Suffolk County District Attorney John P. Pappas testified at the State House yesterday in support of a bill filed by Massachusetts Governor Charlie Baker to improve the process by which people are released on bail or held because of their dangerousness.
In remarks before members of the Joint Committee on the Judiciary, Pappas said he supported “An Act to Protect the Commonwealth from Dangerous Persons,” filed last month to update Massachusetts statutes surrounding bail, dangerousness hearings, and other aspects of pre-trial release or detention.
Pappas asked the Committee to adopt the bill, especially a provision that would allow prosecutors to appeal a district or municipal court judge’s abuse of discretion in setting bail. Massachusetts judges have unfettered discretion in setting bail, and while a defendant may appeal a bail order prosecutors may not – even in a case such as the one Pappas described at yesterday’s hearing.
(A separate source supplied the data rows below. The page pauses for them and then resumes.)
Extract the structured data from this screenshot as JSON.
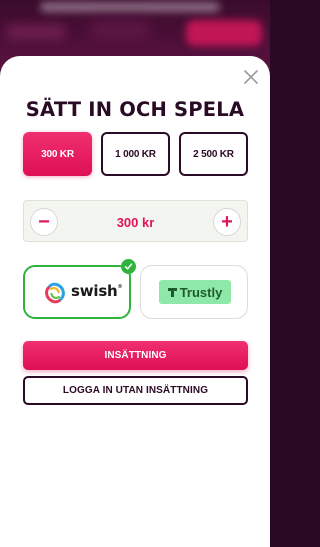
{
  "modal": {
    "title": "SÄTT IN OCH SPELA"
  },
  "amounts": [
    {
      "label": "300 KR",
      "selected": true
    },
    {
      "label": "1 000 KR",
      "selected": false
    },
    {
      "label": "2 500 KR",
      "selected": false
    }
  ],
  "stepper": {
    "minus_symbol": "−",
    "value": "300 kr",
    "plus_symbol": "+"
  },
  "payment_methods": {
    "swish": {
      "label": "swish",
      "trademark": "®",
      "selected": true
    },
    "trustly": {
      "label": "Trustly",
      "selected": false
    }
  },
  "actions": {
    "deposit_label": "INSÄTTNING",
    "login_without_deposit_label": "LOGGA IN UTAN INSÄTTNING"
  },
  "colors": {
    "accent": "#e0145c",
    "dark": "#2a0b25",
    "success": "#2fb33c",
    "trustly_green": "#8ee9a8"
  },
  "icons": {
    "close": "close-icon",
    "selected_check": "check-icon",
    "swish": "swish-logo-icon",
    "trustly": "trustly-logo-icon"
  }
}
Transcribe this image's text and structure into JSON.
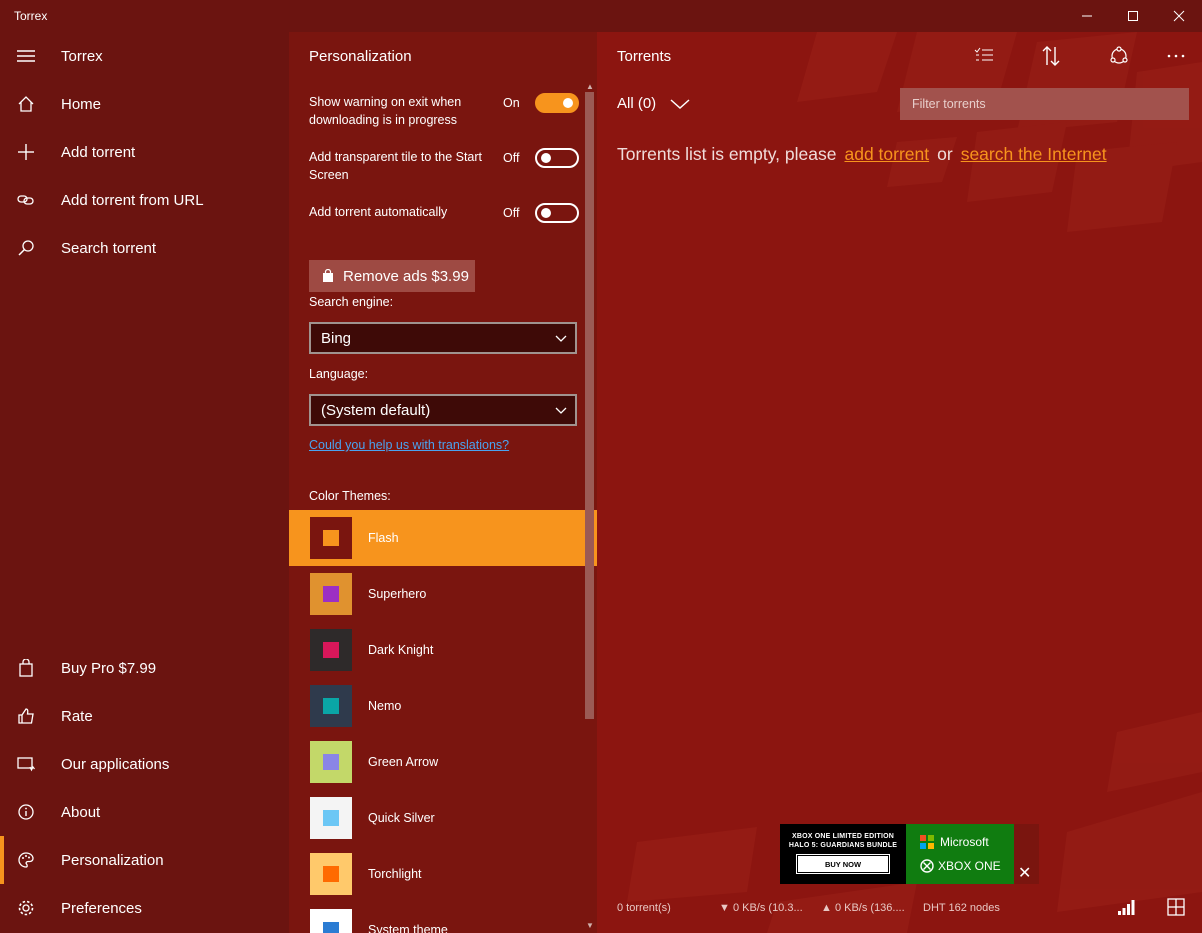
{
  "window": {
    "title": "Torrex"
  },
  "nav": {
    "app_name": "Torrex",
    "items": [
      {
        "label": "Home"
      },
      {
        "label": "Add torrent"
      },
      {
        "label": "Add torrent from URL"
      },
      {
        "label": "Search torrent"
      }
    ],
    "bottom_items": [
      {
        "label": "Buy Pro $7.99"
      },
      {
        "label": "Rate"
      },
      {
        "label": "Our applications"
      },
      {
        "label": "About"
      },
      {
        "label": "Personalization"
      },
      {
        "label": "Preferences"
      }
    ]
  },
  "personalization": {
    "title": "Personalization",
    "settings": [
      {
        "text": "Show warning on exit when downloading is in progress",
        "state": "On",
        "on": true
      },
      {
        "text": "Add transparent tile to the Start Screen",
        "state": "Off",
        "on": false
      },
      {
        "text": "Add torrent automatically",
        "state": "Off",
        "on": false
      }
    ],
    "remove_ads": "Remove ads  $3.99",
    "search_engine_label": "Search engine:",
    "search_engine_value": "Bing",
    "language_label": "Language:",
    "language_value": "(System default)",
    "translation_link": "Could you help us with translations?",
    "themes_label": "Color Themes:",
    "themes": [
      {
        "name": "Flash",
        "outer": "#7a150f",
        "inner": "#f7941d",
        "active": true
      },
      {
        "name": "Superhero",
        "outer": "#e0922f",
        "inner": "#9c2fc4",
        "active": false
      },
      {
        "name": "Dark Knight",
        "outer": "#2e2a2a",
        "inner": "#d8175a",
        "active": false
      },
      {
        "name": "Nemo",
        "outer": "#2f3a4c",
        "inner": "#0aa6a6",
        "active": false
      },
      {
        "name": "Green Arrow",
        "outer": "#c3d869",
        "inner": "#8a85e6",
        "active": false
      },
      {
        "name": "Quick Silver",
        "outer": "#f4f4f4",
        "inner": "#6cc7f5",
        "active": false
      },
      {
        "name": "Torchlight",
        "outer": "#ffc96b",
        "inner": "#ff6a00",
        "active": false
      },
      {
        "name": "System theme",
        "outer": "#ffffff",
        "inner": "#2b7cd3",
        "active": false
      }
    ]
  },
  "torrents": {
    "title": "Torrents",
    "filter_label": "All (0)",
    "filter_placeholder": "Filter torrents",
    "empty_text": "Torrents list is empty, please",
    "add_link": "add torrent",
    "or_text": "or",
    "search_link": "search the Internet"
  },
  "ad": {
    "line1": "XBOX ONE LIMITED EDITION",
    "line2": "HALO 5: GUARDIANS BUNDLE",
    "buy": "BUY NOW",
    "brand": "Microsoft",
    "product": "XBOX ONE",
    "close": "✕"
  },
  "status": {
    "torrents": "0 torrent(s)",
    "down": "▼ 0 KB/s (10.3...",
    "up": "▲ 0 KB/s (136....",
    "dht": "DHT 162 nodes"
  },
  "colors": {
    "accent": "#f7941d",
    "nav_bg": "#6b1410",
    "pane_bg": "#7a150f",
    "main_bg": "#8c1510"
  }
}
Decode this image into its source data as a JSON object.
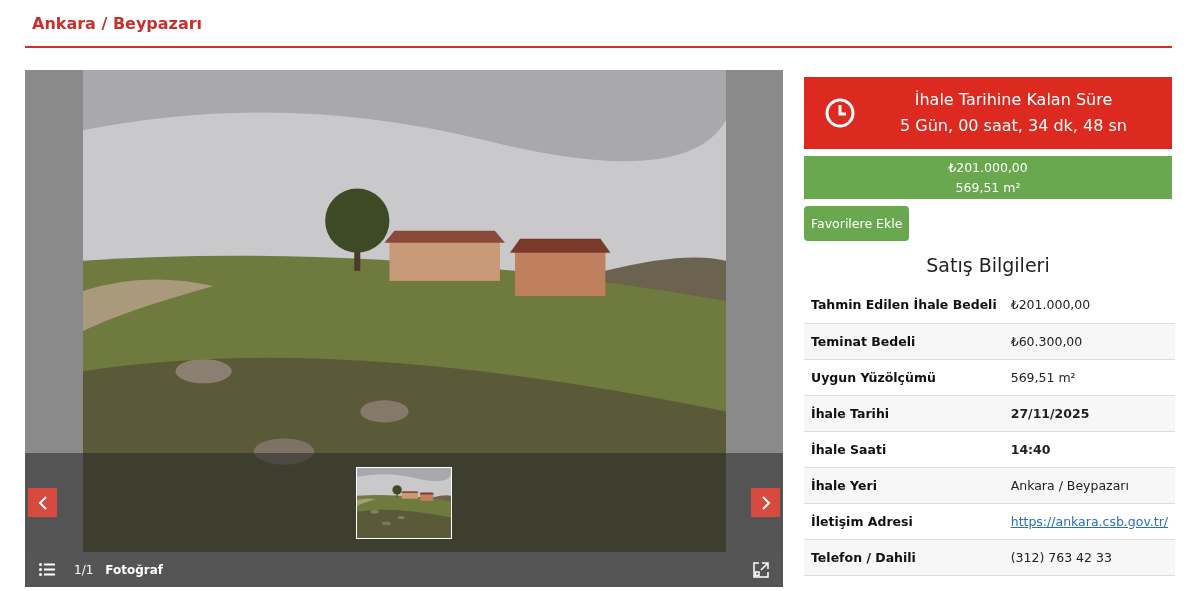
{
  "header": {
    "title": "Ankara / Beypazarı"
  },
  "gallery": {
    "counter": "1/1",
    "caption": "Fotoğraf",
    "thumbnails": [
      {
        "selected": true
      }
    ]
  },
  "countdown": {
    "title": "İhale Tarihine Kalan Süre",
    "remaining": "5 Gün, 00 saat, 34 dk, 48 sn"
  },
  "summary": {
    "price": "₺201.000,00",
    "area": "569,51 m²"
  },
  "favorite_button": "Favorilere Ekle",
  "details": {
    "title": "Satış Bilgileri",
    "rows": [
      {
        "label": "Tahmin Edilen İhale Bedeli",
        "value": "₺201.000,00",
        "kind": "plain"
      },
      {
        "label": "Teminat Bedeli",
        "value": "₺60.300,00",
        "kind": "plain"
      },
      {
        "label": "Uygun Yüzölçümü",
        "value": "569,51 m²",
        "kind": "plain"
      },
      {
        "label": "İhale Tarihi",
        "value": "27/11/2025",
        "kind": "bold"
      },
      {
        "label": "İhale Saati",
        "value": "14:40",
        "kind": "bold"
      },
      {
        "label": "İhale Yeri",
        "value": "Ankara / Beypazarı",
        "kind": "plain"
      },
      {
        "label": "İletişim Adresi",
        "value": "https://ankara.csb.gov.tr/",
        "kind": "link"
      },
      {
        "label": "Telefon / Dahili",
        "value": "(312) 763 42 33",
        "kind": "plain"
      }
    ]
  }
}
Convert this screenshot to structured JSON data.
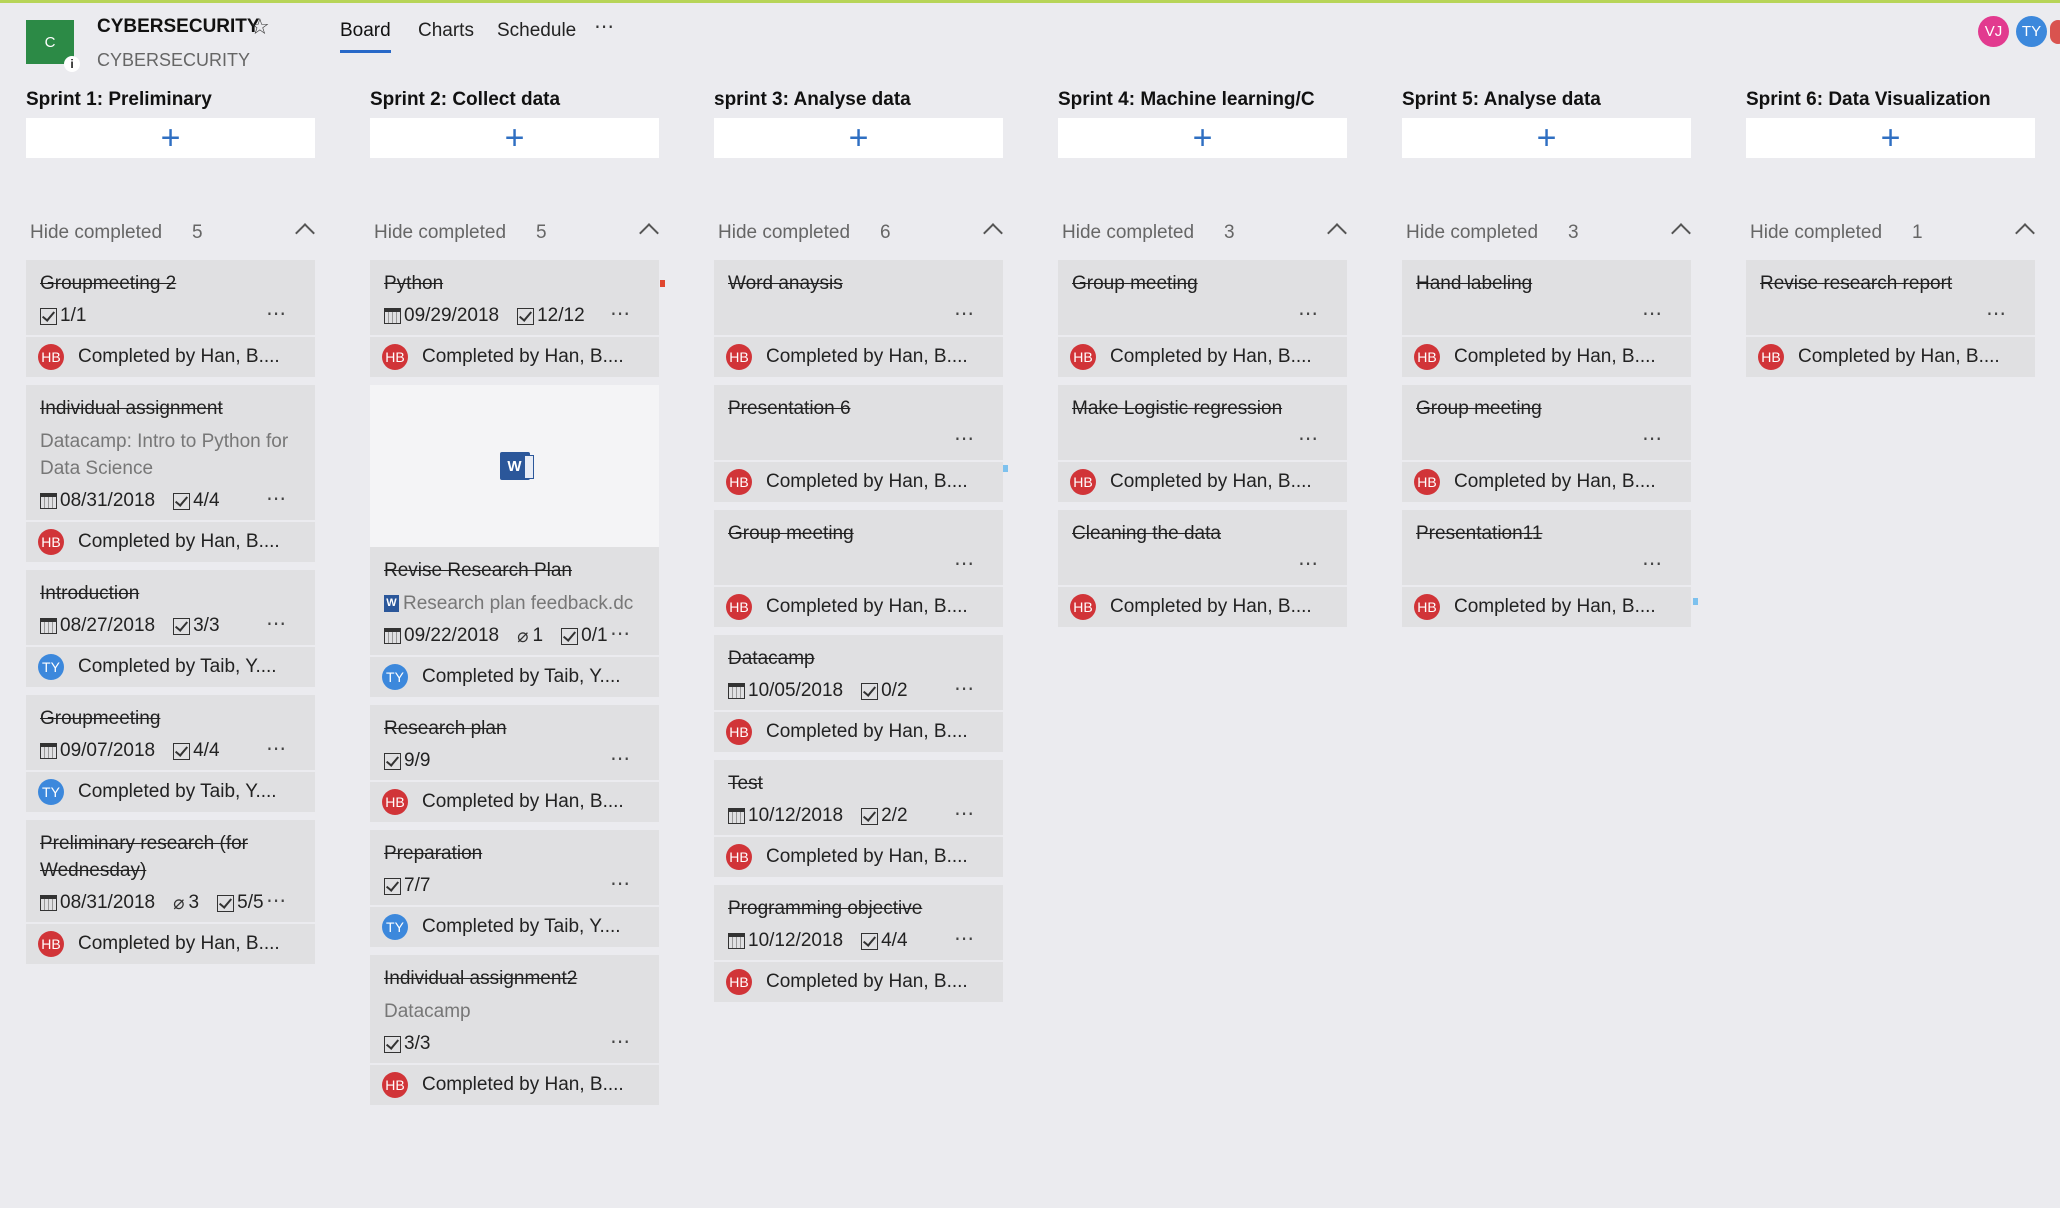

Pappas recounted the case of a man with a prior default in a case charging assault with intent to kill who was charged this summer with indecent assault and battery on the young child of a relative. The Charlestown Municipal Court judge who arraigned the case declined to set cash bail and instead released the defendant to home confinement and GPS monitoring. When informed that the courthouse had no GPS devices, however, the judge rescinded that order and instructed the defendant’s wife to call police if he left the house.
The defendant violated those orders almost immediately, and within days the court heard testimony at a restraining order hearing that he had attended a soccer game where the victim’s mother was present. The court granted a motion for an arrest warrant – only to learn that he had given a false address.
“When the defendant was finally taken back into custody,” Pappas said, “a second judge didn’t just deny prosecutors’ motions to revoke his personal recognizance, to set higher bail, or to impose at least the GPS monitoring that had previously been ordered and then rescinded. This second judge actually relaxed the conditions of his house arrest, effectively rewarding him for violating the terms of his release.”
Pappas also supported provisions within the bill that would allow judges to consider a defendant’s prior history of violence when determining whether to grant a dangerousness hearing and would remove the requirement that prosecutors seek a dangerousness hearing only at arraignment. And he asked lawmakers to look favorably on the bill’s requirement that the courts create and utilize a text-messaging service to notify defendants of upcoming mandatory court appearances.
“For defendants who present neither a public safety threat nor a flight risk, the text message service provision of the Governor’s bill is, to my mind, overdue,” Pappas said. “For these defendants, an automated reminder is sufficient – and perhaps even more effective than monetary bail. At a time when our own SJC notes that cellular phones are used by almost everyone for almost everything, there is no reason for our courts not to explore their efficacy in this regard.”